Reaching for the stars
Seaview Gardens youth encourages others to go for their dreams
BY ANIKA RICHARDS Sunday Observer staff reporter email@example.com
WHILE saying that he may have the time and attitude to change career paths and pursue becoming an astronaut, 25-year-old Dante Djokovic admitted that this step would require a 180-degree turn, and even then, he lacks the funding necessary. He, however, encourages anyone who wants to create space history for Jamaica to go for it.
Djokovic, who has been a legal clerk with a law firm in Kingston since he graduated from Excelsior High School a few years ago, recently represented Jamaica on a three-day stint at Apollo Astronaut Space Academy (AASA) in Orlando, Florida. He describes the experience as "some part awesome, some part life-changing, and some part breathtaking".
He was among more than 100 candidates who represented 60 different countries, "yet we weren't all that different", Djokovic told the Jamaica Observer in an interview recently.
"We bonded, we shared our cultures, and we joked around without any conflict whatsoever."
Djokovic told the Sunday Observer that it's a childhood dream for many to be among the stars.
"We all at one point look to the skies, and wish to be among the stars and the moon during our childhood days.
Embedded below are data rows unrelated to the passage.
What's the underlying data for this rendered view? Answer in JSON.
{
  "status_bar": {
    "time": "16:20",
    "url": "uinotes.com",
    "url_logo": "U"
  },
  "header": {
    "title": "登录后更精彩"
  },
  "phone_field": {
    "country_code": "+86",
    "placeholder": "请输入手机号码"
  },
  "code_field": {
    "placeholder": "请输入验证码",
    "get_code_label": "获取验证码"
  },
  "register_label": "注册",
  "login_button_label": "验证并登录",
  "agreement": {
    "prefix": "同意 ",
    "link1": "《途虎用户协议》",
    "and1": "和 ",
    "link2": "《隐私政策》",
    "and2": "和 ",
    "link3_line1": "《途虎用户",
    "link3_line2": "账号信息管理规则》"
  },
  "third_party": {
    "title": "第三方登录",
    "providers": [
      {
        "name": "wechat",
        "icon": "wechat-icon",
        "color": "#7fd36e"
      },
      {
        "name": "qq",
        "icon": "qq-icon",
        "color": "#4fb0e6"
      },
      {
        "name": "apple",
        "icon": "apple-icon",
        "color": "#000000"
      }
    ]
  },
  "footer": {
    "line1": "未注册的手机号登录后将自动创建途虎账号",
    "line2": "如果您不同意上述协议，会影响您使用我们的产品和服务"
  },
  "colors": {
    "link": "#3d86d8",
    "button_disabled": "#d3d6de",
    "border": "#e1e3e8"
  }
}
But as we grow, we gravitate to what we can achieve, some become doctors, engineers, police (officers), and nurses," he shared. "To become an astronaut or go to space is deemed somewhat impossible by us.
"Then Axe came along and gave us the opportunity to do the impossible, to scratch off both titles on the list of the great things we have achieved as a country," Djokovic continued. "A chance to create history... someone had to do it and on July 1, 2013, I answered the call.
"And even though I didn't get to go to space in the end, and I won't say I'm not disappointed, but (we can) look at it as (if) we're halfway there," said Djokovic.
The Seaview Gardens resident, who attended both Seaview Gardens basic and Seaview Gardens primary schools, said he believes that "when we are born, we're promised life at the beginning and death in the end; whatever happens in between and however it's lived is up to each man".
"I for one plan on making the most of it while I can, to do the best that I can for myself and, if possible, make a difference for others as well," Djokovic said. "When my time comes, I don't want to have any regrets whatsoever."
He explained how he got to participate in the programme that saw him shaking hands with Buzz Aldrin, one the first men to walk on the surface of the moon, being flown in a plane, visiting the National Aeronautics and Space Administration (NASA), seeing rockets and shuttles being fitted together, and watching the launch of a satellite light up the evening sky.
"I was at work one evening when I came across an article in a newspaper online stating that Axe Body Spray was keeping a global competition for a chance to go to space and Jamaica was included in the eligible countries," Djokovic reflected, adding, "all you had to do was have your family and friends vote for you.
"Sure, why not," said Djokovic. "Plus it was close to my birthday so I just sent out a message to everyone on my Facebook (page) to not get me any gift chances are I may not like, so just click on this link instead and vote for me."
He was eventually selected to represent Jamaica, but beyond that experience, Djokovic said he is not eligible to be a candidate for NASA.
"Whatever career you choose in life there will be a fixed path that you have to take to get there in the end," Djokovic noted. "To become an astronaut, you have to have the drive and desire from a budding age.
"My love is information technology, and even if I get my bachelor's in any of the several different aspects of information technology, I still would not be eligible to be a candidate for NASA."
According to Djokovic, a Bachelors' degree is required in engineering, biological science, physical science, or mathematics from an accredited institute.
"I am on none of those paths," he said, adding that Jamaica is not a part of the countries that make up the Space Agency.
"You have to become an American citizen as well," Djokovic continued. "Honestly, if I was already on that path, I would further pursue that dream. I have the time, I've proven that I am mentally and physically capable to do so, but not the funding to do a whole 360 degrees and start anew.
"But if anyone or organisation out there wants to be a part of making Jamaica's space history, [they] can start be visiting http://xcor.com/flytospace," Djokovic offered.
Djokovic, who is tight-lipped about his last name, offering only that he plans on giving an answer surrounding his name sometime in the future, and that when he does, he does not plan to hold any details back, told the Sunday Observer that he remains motivated through the different stories shared by other Jamaicans on the local television programme Profile.
"I watch Profile and listen to the success stories of the various guests telling of the hardship they have to overcome by being stubborn, persistent and determined, just to be where they are today," Djokovic stated.
"They never gave up on what they wanted to become and they motivate me to never stop trying to become a better person, no matter where you're from," Djokovic said. "You can be whatever you want to be."